While the original article in the November issue of Self Magazine by Janene Mascarella translated five of the most common corporatese into plain language  was directed at interviewing, you can use the same tips and suggestions in your cover letter. Keep the job description in hand when you write the letter and underline key phrases and repeat them (if applicable). Then if you do score an interview, get out the job description again and review it once more.

In case you can’t read the scan, the details are below. Italics are additions to the original reporting.

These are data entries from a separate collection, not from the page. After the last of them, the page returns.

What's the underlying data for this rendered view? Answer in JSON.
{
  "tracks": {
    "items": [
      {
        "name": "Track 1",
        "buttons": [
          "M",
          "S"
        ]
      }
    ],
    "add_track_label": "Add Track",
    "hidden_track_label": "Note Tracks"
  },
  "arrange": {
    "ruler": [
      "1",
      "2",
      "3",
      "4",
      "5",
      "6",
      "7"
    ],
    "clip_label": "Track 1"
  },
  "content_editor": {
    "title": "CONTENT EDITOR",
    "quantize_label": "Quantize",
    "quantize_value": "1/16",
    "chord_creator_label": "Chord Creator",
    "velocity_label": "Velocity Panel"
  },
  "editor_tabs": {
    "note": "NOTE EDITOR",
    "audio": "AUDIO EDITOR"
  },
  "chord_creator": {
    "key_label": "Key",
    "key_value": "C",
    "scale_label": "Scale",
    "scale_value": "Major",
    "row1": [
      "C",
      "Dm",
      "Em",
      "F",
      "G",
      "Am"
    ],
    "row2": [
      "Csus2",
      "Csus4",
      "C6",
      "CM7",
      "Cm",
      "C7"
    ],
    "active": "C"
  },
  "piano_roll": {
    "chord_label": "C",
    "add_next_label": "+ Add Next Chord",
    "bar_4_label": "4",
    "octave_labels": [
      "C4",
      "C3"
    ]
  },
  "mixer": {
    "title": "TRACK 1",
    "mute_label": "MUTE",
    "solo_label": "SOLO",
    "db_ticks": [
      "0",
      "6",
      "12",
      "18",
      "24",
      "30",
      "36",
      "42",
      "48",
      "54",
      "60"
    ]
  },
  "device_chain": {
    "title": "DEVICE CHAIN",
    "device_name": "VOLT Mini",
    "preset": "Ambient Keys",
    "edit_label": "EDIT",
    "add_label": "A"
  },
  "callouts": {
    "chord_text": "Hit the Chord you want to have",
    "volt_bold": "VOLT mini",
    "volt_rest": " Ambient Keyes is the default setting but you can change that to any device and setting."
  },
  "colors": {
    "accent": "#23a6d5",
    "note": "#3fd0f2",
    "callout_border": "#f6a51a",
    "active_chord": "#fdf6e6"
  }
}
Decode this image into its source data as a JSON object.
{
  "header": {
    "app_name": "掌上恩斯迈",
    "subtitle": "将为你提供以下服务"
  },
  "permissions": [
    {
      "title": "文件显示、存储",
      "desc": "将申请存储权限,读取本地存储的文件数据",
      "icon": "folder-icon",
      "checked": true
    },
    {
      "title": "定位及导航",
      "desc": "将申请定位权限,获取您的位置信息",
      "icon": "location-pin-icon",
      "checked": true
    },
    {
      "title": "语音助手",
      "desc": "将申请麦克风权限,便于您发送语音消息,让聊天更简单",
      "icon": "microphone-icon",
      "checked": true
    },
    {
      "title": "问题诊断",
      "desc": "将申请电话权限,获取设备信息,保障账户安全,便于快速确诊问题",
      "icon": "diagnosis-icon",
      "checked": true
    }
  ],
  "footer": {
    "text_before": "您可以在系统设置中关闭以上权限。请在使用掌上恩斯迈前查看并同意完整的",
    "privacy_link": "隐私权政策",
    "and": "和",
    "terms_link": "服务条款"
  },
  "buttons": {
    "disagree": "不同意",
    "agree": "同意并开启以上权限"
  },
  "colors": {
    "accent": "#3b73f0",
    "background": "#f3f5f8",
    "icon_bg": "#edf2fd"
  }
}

  1. Meticulously detail-oriented means “you always follow through and not just follow up,” says David Nour, a consultant in Atlanta. Think: putting ideas into action after a meeting. Prove you’re it by asking about the company’s challenges in the interview, explain how you’ll meet them.
    This is still really good advice. By asking about the challenges and providing solutions or at least how you’ll work within those challenges means your interviewer will be picturing you in the company. 
  2. A team player means you care less about personal glory than about seeing the company succeed. If someone is slacking, you’ll forgo blaming and offer to help. Prove you’re it by including a collaborative project in your portfolio and specify how you contributed to it.
    You can also explain how you work with different personalities and contribute to the team environment in your current or past positions. 
  3. Strong analytical ability means you can glean valuable insights from raw data and use them for the company’s gain by, say, seizing on a trend before the competition. Prove you’re it by describing a work situation in which you brilliantly solved a thorny problem or blazed a new trail.
    It’s finally cool (at least in most circles) to be good at math and analytics (thanks social media!), don’t be afraid to show how you created a spreadsheet that displayed a trend or gave you the proper insights to make a decision. You don’t have to be working on a budget to use numbers.
  4. A dynamic go-getter means you’re high in stamina (but nit hyper), motivated and focused. You will channel your energy to the work hustling to get it done. Prove you’re it by underscoring your drive by describing how your responsibilities have grown with each position held.
    Don’t be afraid to say you look at deadlines like a challenge and always strive to meet expectations. Explain how you find work arounds for the inevitable road blocks that come up in projects. You can also give examples of how you work well independently or with minimal supervision. 
  5. Superior interpersonal skills means you’re ubertrustworthy and intuitive. Understanding a client’s needs and collaborating to meet them come naturally to you. Prove you’re it by showing stellar people smarts on the interview by asking at least two sincere questions.
    You can start with the challenges question from the first tip. You can also reiterate how you’ve worked on sensitive (without divulging too much information) projects or with a large team. This is rally code for minimal drama. The company wants to hire someone who won’t make interpersonal waves and will strive to get along with every one.

What do you think? Are these tips still relevant?